"They separated the men from the women and children when we got to the corner there," she said. "We didn’t want to leave without our husbands. But they told us it’s best we go or they would kill us and the children, too. When we got to the main road we heard the gunshots."
Taking a reporter into her backyard, Rrustemaj pulled back part of a haystack to reveal a yellowed skull and what appeared to be a thigh bone. She has no idea who it is. But she knows luck was with her the day they fled. Her husband, Gani, managed to slip past the soldiers and join the fleeing families. But Serbian police caught up with him in the column of refugees in Dakovica.
"They recognized him at the checkpoint. But he changed his jacket and held a child in his arms, so he managed to escape before they could find him again," she said.
Maxhun Alimehaj returned to Ljubenic 10 days ago. He, too, is fortunate to have made it out. The 57-year-old said he was one of the batch of men pulled to the side of the road when the Serbs opened fire. Hit twice in the legs, he tumbled under the bodies of three other men, and acted dead until the Serbian troops moved away, he said.
"One of the soldiers was asking us if we had guns. One of the villagers wanted to tell them we are all civilians, that we have no problems with Serbs," he recalled.
"They didn’t let him finish. They just shot him all over his body."
The commander ordered his troops to open fire again.
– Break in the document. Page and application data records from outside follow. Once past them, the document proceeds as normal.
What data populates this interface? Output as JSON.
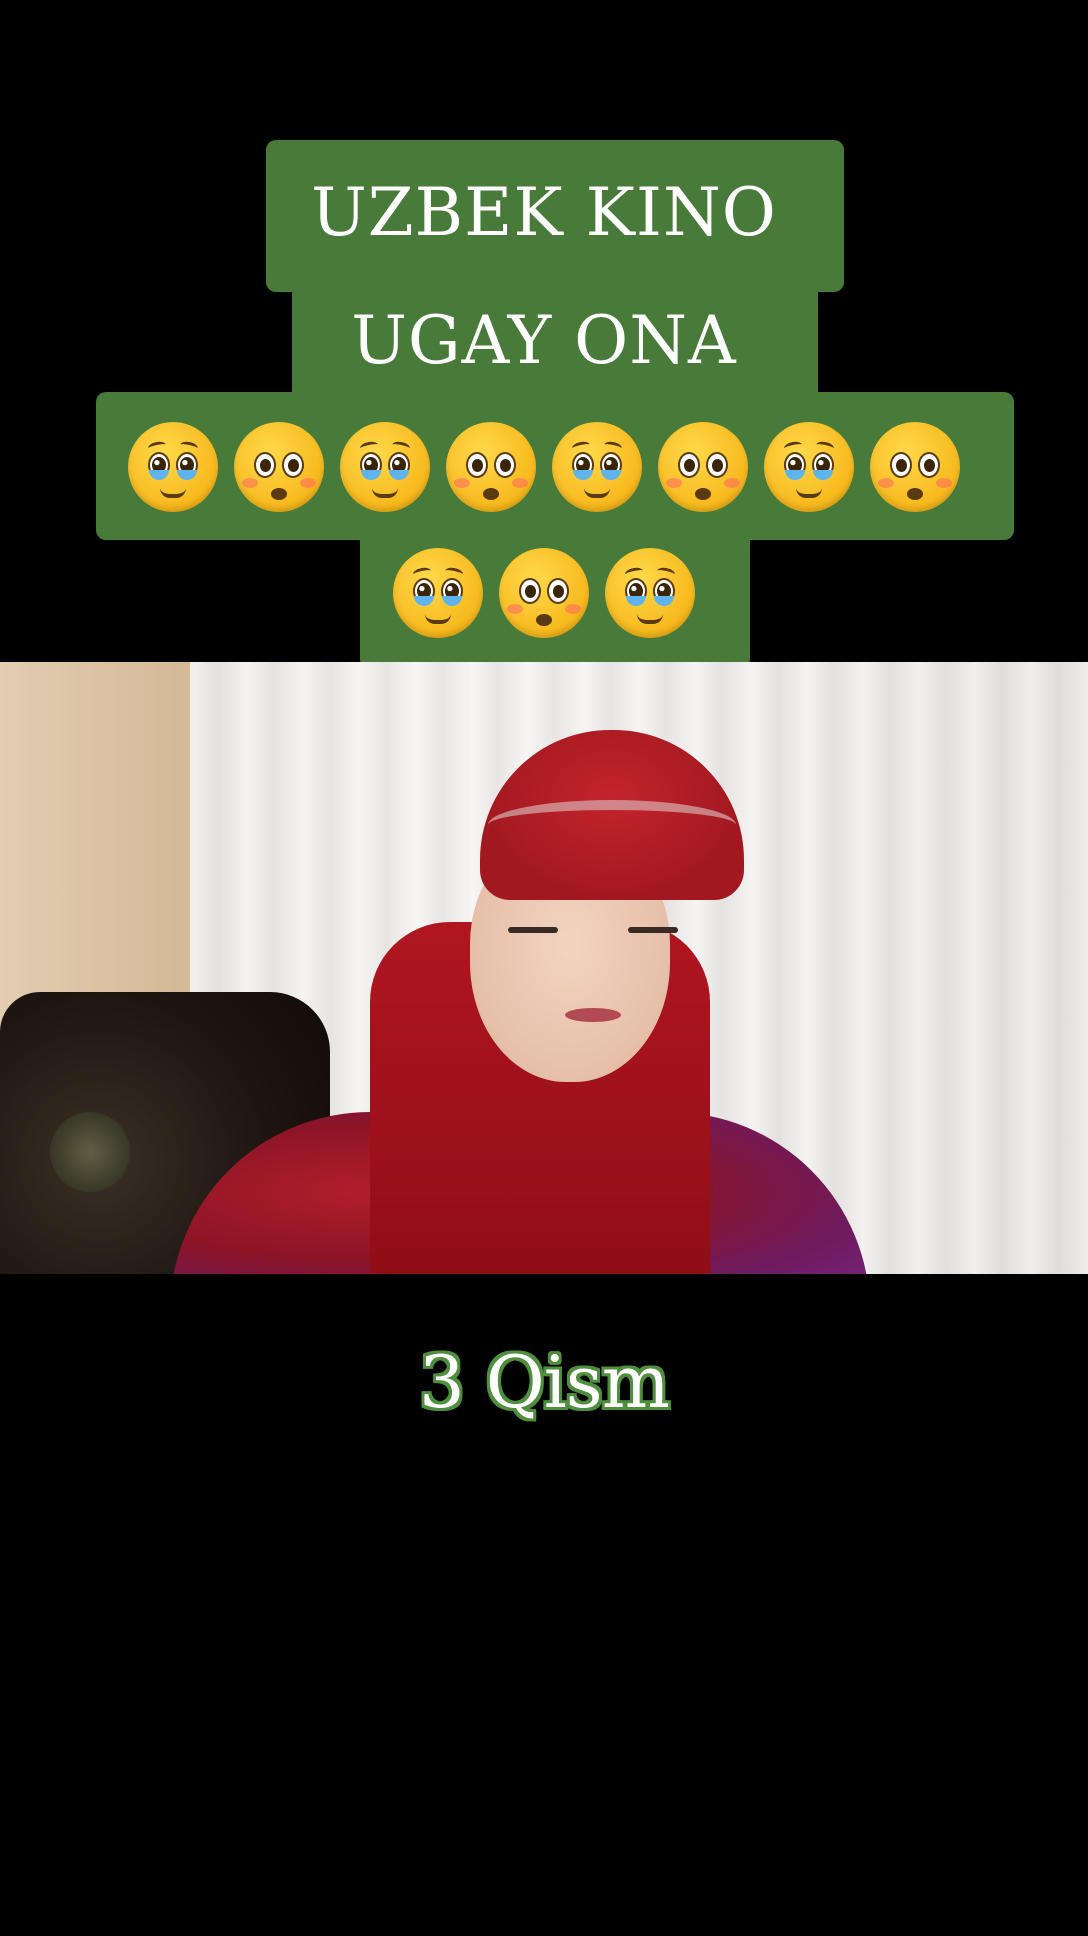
{
  "title": {
    "line1": "UZBEK KINO",
    "line2": "UGAY ONA"
  },
  "emojis": {
    "row1": [
      "pleading-face",
      "flushed-face",
      "pleading-face",
      "flushed-face",
      "pleading-face",
      "flushed-face",
      "pleading-face",
      "flushed-face"
    ],
    "row2": [
      "pleading-face",
      "flushed-face",
      "pleading-face"
    ]
  },
  "episode_label": "3 Qism",
  "colors": {
    "title_block": "#487a3a",
    "background": "#000000",
    "episode_outline": "#4e8e3c"
  }
}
Eight men fell. The villagers were ordered to lie on the floor and then the troops opened fire again, he said.
Alimehaj waited for two hours beneath the corpses until he couldn’t stand hiding beneath the bodies any longer.
"I crawled away about 10 meters. I saw another man from the village and we helped each other into a house, climbing to the top floor and waited," he said.
"At night we moved from house to house until we got to the mountains."
There he met Kosovo Liberation Army recruits who helped him, cleaned his wounds and gave him enough food to carry him over the border into Montenegro. Villagers said only eight men survived the shooting in Ljubenic. Only four bodies have been recovered.
"I want to wait here to tell this story. I had a chance to leave and go to Switzerland, but I want people here to know and I’m a witness," Alimehaj said.
On the way back from Ljubenic to Pec City, a river runs parallel to the gravel roadway. Hidden from view beneath undergrowth two corpses lie sprawled in the shallow water. Villagers discovered them five days ago. Their clothes drenched to paled flesh and limbs skewed at unnatural angles, they have been left as testimony for international investigators to identify and register.